Tuesday, April 22, 2014

ST incredible response to Tan Chuan Jin

On April 21st, the ST news editor wrote this to Tan Chuan Jin. To me it was a self incriminating letter. If you are that august newspaper, THE newspaper then this is unforgivably sloppy work.

"Could we have phrased our sentences better...." Look, you are not in school, so why didn't you do better? Close reading? You didn't write a text book, why should readers be burdened with close reading? Why so defensive? ST should have apologized for their poor work and strive to do better.

As I have complained on and off in this blog, the standards at ST has fallen but now I think it keeps falling. Where and when will it hit bottom?

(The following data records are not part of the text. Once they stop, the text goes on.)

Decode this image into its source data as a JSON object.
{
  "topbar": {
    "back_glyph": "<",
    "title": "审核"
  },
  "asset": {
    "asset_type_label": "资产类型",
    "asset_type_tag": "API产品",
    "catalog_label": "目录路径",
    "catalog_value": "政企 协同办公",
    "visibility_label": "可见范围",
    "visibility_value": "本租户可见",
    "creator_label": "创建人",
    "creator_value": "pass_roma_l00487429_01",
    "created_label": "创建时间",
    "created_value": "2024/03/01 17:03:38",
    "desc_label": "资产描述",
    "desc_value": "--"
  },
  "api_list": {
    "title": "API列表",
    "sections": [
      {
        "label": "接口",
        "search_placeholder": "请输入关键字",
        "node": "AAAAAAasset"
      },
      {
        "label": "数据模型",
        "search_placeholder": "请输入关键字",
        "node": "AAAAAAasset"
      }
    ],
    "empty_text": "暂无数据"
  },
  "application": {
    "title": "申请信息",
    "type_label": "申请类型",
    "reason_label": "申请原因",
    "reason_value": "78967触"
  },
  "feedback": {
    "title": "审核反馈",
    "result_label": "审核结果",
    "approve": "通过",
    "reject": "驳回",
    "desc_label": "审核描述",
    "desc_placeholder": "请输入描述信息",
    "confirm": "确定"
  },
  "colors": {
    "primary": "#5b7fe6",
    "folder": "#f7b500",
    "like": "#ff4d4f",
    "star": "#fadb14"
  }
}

The game has changed. If they are not up to the task, as nature abhors a vacuum, it will in time be filled as long as readers are discerning and demanding high standards.

For my reference, TCJ Facebook post which elicited ST response.

Update: 4:30 pm

Read the Cheerleading association response.

Sloppy work is now the habit of the Straits Times. It is getting easier and easier all the time to discover people complaining that the facts in the ST is wrong or they have been misrepresented.

My guess for this ongoing rot in the paper is they are struggling to be a financial out performer (I had seen this coming and sold all my SPH shares). Staff salaries is one of their major expense and they could not hire and pay enough people to keep up standards. They are squeezing blood out of stones with journalists and editors taking short cuts. Not long ago after the A levels results came out, I told my daughter her schoolmate made a mistake to accept the SPH journalism scholarship.

1 comment:

  1. The falling standards of the ST has everything to do with the Govt too. After all, the Govt has an iron-fist control over our MSM.

    So, the Govt is getting the ST that it wants.

    How were the editors chosen? Primarily on the "malleability". Not necessarily competence. A govt mouthpiece should be a dependable mouthpiece.

    So when it comes to incidents like this, the ST just does what its programmed to do. Jump up and down for the Govt. Unfortunately, in this case, it was over-enthusiastic and tried adding fuel to the fire too, to stoke the narrative that its just a small minority that's xenophobic.

    Can the ST change? That's irrelevant, isn't it? The right question is - will the political masters allow it to change? Which in turn begats the question, is the political masters themselves ready for change.

    And I think most Singaporeans know what the answer to that is.